Locate and copy each line in the data that contains the word "JSON".
=== EXCERPTED DATA ===
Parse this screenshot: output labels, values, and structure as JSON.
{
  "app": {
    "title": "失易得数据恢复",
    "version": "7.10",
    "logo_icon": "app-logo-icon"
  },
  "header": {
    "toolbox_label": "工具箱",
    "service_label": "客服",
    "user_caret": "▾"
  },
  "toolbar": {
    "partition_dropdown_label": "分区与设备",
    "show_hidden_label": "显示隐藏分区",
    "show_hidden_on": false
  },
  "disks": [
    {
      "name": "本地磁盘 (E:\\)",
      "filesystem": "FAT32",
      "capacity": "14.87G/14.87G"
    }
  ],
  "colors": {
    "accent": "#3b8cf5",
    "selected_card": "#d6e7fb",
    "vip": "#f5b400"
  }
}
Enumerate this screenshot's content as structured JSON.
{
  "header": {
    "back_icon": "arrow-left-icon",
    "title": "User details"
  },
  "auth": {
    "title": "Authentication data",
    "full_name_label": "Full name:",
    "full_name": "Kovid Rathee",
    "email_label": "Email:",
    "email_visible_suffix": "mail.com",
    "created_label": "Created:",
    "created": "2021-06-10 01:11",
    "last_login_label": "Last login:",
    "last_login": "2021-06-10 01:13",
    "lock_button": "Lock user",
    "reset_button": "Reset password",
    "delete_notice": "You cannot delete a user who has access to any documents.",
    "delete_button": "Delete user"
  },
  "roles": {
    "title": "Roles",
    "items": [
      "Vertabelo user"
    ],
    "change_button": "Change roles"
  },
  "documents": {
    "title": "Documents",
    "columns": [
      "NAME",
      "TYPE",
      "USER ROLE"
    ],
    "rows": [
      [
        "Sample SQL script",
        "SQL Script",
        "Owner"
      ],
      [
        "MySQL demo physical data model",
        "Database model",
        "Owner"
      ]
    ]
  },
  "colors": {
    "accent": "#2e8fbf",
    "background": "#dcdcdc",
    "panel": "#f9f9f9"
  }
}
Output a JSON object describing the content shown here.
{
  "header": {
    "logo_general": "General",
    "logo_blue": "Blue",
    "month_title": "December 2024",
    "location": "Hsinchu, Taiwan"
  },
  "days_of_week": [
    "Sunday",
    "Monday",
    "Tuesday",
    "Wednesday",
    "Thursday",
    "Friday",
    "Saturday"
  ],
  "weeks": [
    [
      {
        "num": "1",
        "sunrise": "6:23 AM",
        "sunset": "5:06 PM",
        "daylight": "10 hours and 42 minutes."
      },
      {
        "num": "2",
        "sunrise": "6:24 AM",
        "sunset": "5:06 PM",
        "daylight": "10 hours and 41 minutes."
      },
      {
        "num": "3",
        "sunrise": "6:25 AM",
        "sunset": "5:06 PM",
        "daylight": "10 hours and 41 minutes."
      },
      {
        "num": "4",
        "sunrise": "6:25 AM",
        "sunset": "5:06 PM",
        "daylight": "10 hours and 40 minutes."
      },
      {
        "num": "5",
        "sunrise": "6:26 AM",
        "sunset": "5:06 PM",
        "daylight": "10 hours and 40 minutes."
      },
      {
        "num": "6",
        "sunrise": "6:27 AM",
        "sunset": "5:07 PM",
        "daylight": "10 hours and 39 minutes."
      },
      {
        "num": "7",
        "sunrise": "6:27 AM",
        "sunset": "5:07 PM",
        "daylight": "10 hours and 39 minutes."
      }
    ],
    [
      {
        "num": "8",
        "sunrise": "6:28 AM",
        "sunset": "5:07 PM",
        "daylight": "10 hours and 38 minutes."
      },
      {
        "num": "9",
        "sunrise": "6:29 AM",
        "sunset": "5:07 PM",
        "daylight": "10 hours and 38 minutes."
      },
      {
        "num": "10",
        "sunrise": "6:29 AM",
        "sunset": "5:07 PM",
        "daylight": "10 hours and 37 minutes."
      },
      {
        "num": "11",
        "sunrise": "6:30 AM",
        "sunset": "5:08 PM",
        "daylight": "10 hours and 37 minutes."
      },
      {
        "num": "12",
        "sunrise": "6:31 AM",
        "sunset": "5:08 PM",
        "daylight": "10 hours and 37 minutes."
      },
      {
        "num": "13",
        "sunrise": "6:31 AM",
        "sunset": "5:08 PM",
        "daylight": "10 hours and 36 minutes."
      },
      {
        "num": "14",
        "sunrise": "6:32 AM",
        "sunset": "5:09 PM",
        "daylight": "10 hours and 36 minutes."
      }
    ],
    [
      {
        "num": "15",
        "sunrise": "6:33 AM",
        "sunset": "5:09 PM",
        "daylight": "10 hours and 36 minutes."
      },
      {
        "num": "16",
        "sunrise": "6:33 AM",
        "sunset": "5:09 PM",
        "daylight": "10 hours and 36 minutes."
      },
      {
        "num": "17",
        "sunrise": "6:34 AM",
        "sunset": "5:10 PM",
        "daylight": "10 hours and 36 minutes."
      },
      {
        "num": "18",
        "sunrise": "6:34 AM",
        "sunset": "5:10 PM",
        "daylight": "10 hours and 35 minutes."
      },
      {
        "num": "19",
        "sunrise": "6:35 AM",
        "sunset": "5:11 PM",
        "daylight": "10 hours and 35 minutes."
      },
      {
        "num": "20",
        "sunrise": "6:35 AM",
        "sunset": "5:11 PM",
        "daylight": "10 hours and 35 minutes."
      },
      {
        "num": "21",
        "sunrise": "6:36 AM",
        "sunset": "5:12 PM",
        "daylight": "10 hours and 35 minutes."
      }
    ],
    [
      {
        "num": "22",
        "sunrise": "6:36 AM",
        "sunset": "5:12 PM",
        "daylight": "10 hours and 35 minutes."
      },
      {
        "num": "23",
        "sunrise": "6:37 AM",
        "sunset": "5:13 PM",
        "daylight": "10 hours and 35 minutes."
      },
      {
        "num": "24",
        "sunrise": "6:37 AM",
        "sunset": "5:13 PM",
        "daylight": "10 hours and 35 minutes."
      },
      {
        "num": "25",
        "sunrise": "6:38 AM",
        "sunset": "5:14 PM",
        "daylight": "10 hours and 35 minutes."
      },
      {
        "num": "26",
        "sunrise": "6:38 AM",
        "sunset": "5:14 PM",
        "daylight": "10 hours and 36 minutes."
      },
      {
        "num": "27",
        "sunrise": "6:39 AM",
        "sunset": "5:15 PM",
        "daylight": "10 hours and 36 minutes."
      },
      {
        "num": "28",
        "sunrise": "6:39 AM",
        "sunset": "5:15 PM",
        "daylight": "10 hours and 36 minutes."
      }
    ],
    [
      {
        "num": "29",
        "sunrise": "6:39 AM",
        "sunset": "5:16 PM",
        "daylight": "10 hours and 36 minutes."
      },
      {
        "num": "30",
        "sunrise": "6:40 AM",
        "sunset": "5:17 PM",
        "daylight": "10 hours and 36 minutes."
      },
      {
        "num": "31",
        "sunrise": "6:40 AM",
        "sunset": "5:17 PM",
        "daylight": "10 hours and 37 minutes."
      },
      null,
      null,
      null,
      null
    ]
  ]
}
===
• **FINISHED TASK**:
Parse this screenshot: output labels, values, and structure as JSON.
Enumerate this screenshot's content as structured JSON.
Output a JSON object describing the content shown here.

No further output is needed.